This trait surfaces during a recent five-hour meeting to plot out a couple of J.Crew children’s catalogues. A dozen employees are gathered to discuss neon leggings, polka dots, and the problem of photographing kids’ pants without resorting to—as Lyons puts it, grimacing—a “crotch shot of a child.” The meeting moves swiftly, with small talk, interruptions, and problem-solving all blending into a kind of shorthand made possible by the fact that J.Crew employees appear to live, breathe, and dream J.Crew. “Mickey’s really excited about leggings,” the senior designer Jenny Cooper tells Lyons, referring to Millard “Mickey” Drexler, the company’s chairman and CEO. “I e-mailed you about that—or did I dream that I e-mailed it to you?” Lyons checks her phone to find out.
Next up: clogs. The group pools around a table laden with teensy samples, prodding at the shoes and raising the question of when children can start wearing them. Four and a half years old is the consensus, though Lyons points out that “it’s not the best acoustical situation on a hardwood floor,” then mimics the sound of a child thundering about in hard-soled shoes. Onward to dresses, which are presented rapidly in groups of three. At the sight of one trio, Lyons tilts her head and says, “Solid and solid and solid. It just gets locked in. It needs—”
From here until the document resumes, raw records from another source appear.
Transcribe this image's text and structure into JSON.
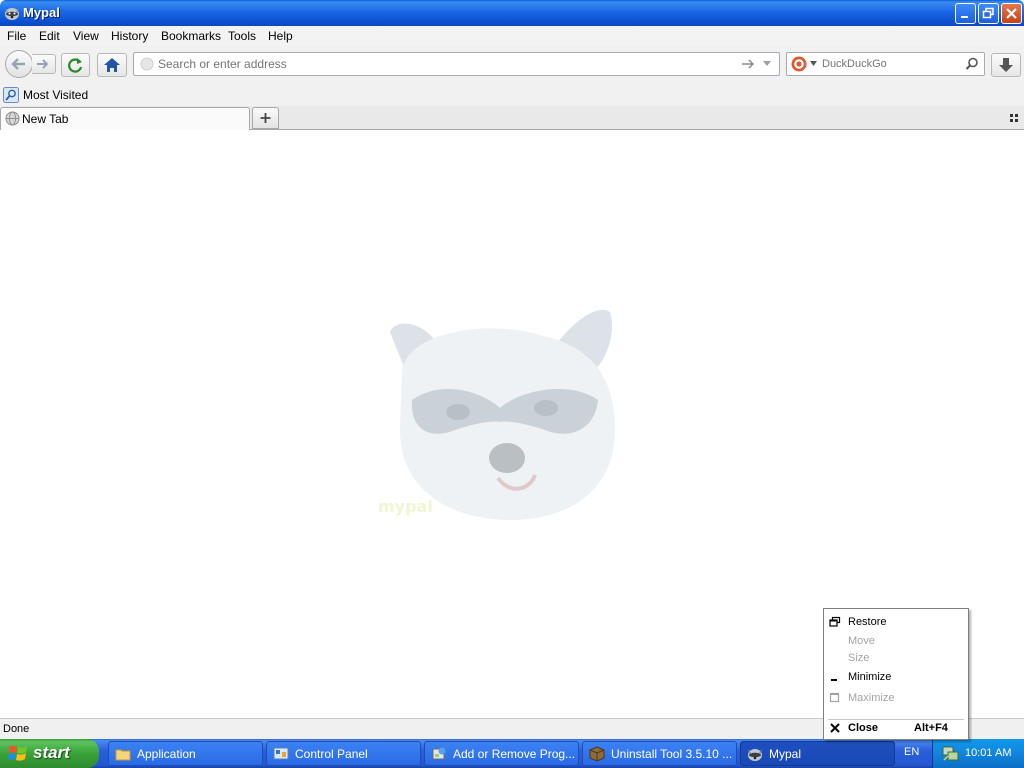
{
  "window": {
    "title": "Mypal",
    "app_icon": "raccoon-icon",
    "buttons": [
      "minimize-icon",
      "restore-icon",
      "close-icon"
    ]
  },
  "menubar": [
    "File",
    "Edit",
    "View",
    "History",
    "Bookmarks",
    "Tools",
    "Help"
  ],
  "toolbar": {
    "url_placeholder": "Search or enter address",
    "search_engine": "DuckDuckGo",
    "icons": [
      "back-icon",
      "forward-icon",
      "reload-icon",
      "home-icon",
      "go-arrow-icon",
      "dropdown-icon",
      "search-icon",
      "download-icon"
    ]
  },
  "bookmarks": {
    "items": [
      "Most Visited"
    ]
  },
  "tabs": {
    "items": [
      "New Tab"
    ],
    "new_tab_icon": "plus-icon",
    "list_all_icon": "grid-icon"
  },
  "content": {
    "watermark": "raccoon-logo"
  },
  "statusbar": {
    "text": "Done"
  },
  "context_menu": {
    "items": [
      {
        "label": "Restore",
        "enabled": true,
        "icon": "restore-icon"
      },
      {
        "label": "Move",
        "enabled": false
      },
      {
        "label": "Size",
        "enabled": false
      },
      {
        "label": "Minimize",
        "enabled": true,
        "icon": "minimize-icon"
      },
      {
        "label": "Maximize",
        "enabled": false,
        "icon": "maximize-icon"
      },
      {
        "label": "Close",
        "enabled": true,
        "icon": "close-icon",
        "shortcut": "Alt+F4",
        "bold": true
      }
    ]
  },
  "taskbar": {
    "start_label": "start",
    "tasks": [
      {
        "label": "Application",
        "icon": "folder-icon"
      },
      {
        "label": "Control Panel",
        "icon": "control-panel-icon"
      },
      {
        "label": "Add or Remove Prog...",
        "icon": "add-remove-programs-icon"
      },
      {
        "label": "Uninstall Tool 3.5.10 ...",
        "icon": "uninstall-tool-icon"
      },
      {
        "label": "Mypal",
        "icon": "raccoon-icon",
        "active": true
      }
    ],
    "language": "EN",
    "clock": "10:01 AM"
  },
  "colors": {
    "titlebar": "#1a67e6",
    "taskbar": "#2457d0",
    "start": "#39a239",
    "tray": "#1284db"
  }
}
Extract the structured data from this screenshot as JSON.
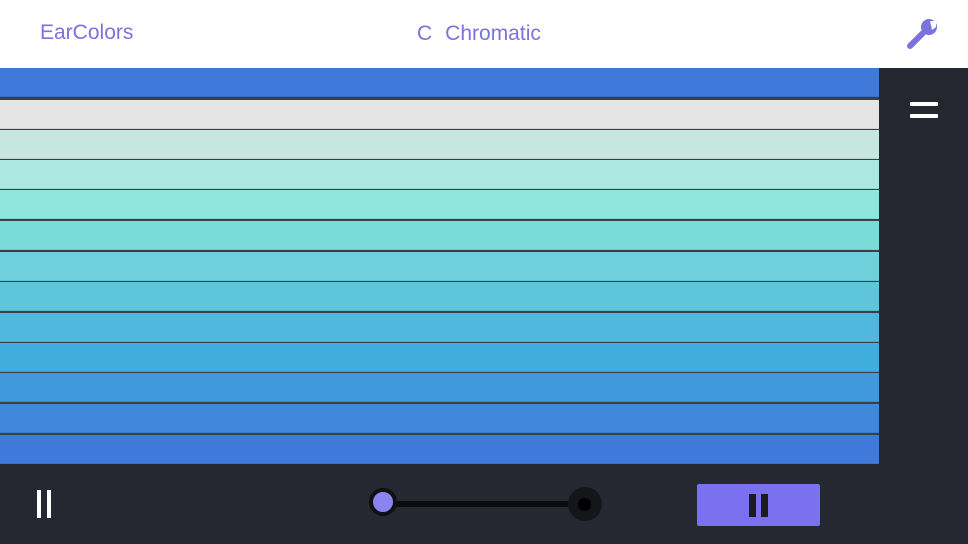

“—a little novelty to freshen it up,” finishes an employee. Yes, precisely. Employees not only complete each other’s sentences, and sometimes their boss’s sentences; they also dress alike, in stripes, sandals, and neutrals daubed with bursts of color. Both the groupspeak and groupdress suggest that Lyons has, at least in an operational sense, trained her employees to think like her. “Let’s put a sparkly shoe with this,” she says, holding a white cotton dress flush against her body. “It’ll make the dress more of an idea as opposed to …” The thought goes unfinished. In addition to speaking in fragments, Lyons tends to evaluate clothing in abstract rather than visual terms—items need to be “engaging” or “elevated”—and she speaks in a collage of overlapping sentences. The same aesthetic extends to her office, which is a scrapbook in three dimensions: skirts, Sharpies, drawings, Lucian Freud and Egon Schiele books, a Céline bag, a sweating Starbucks iced coffee, and an entire wall of magazine cutouts and notes from the artist Tom Sachs. (“Dear Jenna, Thank you for the meatloaf sandwich. Love, Tom Sachs.”)
At another meeting, this one for the forthcoming fall catalogue for adults, Lyons sits two chairs to the left of her boss, wearing cream-colored jeans and a blue seersucker men’s shirt unbuttoned to several inches below her sternum. Drexler eyes his second-in-command between bites of a toasted bialy, then poses a question to the group of twenty executives: “How do we get more women to wear men’s shirts, like Jenna is wearing?”
“Show ’em a picture of Jenna,” someone says. This is a joke, but it’s also the right answer, and it hints at the power that Lyons has come to wield over the aspirations of young and youngish women. (A second hint: “Jenna Lyons girl crush” brings up half a million Google hits.) “Everyone from industry professionals to the younger generation of bloggers is crazy about her sense of style,” says Nina Garcia, the fashion director at Marie Claire. “Jenna has mastered the art of the high-low mix.”
The first thing you notice about Lyons—after her height—is that she doesn’t look much like anyone else in fashion. She has an emphatic jaw, flower-bud mouth, and warm eyes. Unlike many of the J.Crew employees’ dark tans, hers looks incidental, not cosmetic, and the overall effect is of a woman who knows the might of her presence and handles it carefully. This is an honest stance but also a complicated one, as I learn when Lyons casually mentions that all her teeth are fake. “I’m not at all shy about it,” she says of a genetic disease called incontinentia pigmenti. “I have quite a few scars on my skin, my teeth are conical”—hence the dentures—“and I have huge bald spots on my hair that are mostly closed up, but they’re still there.”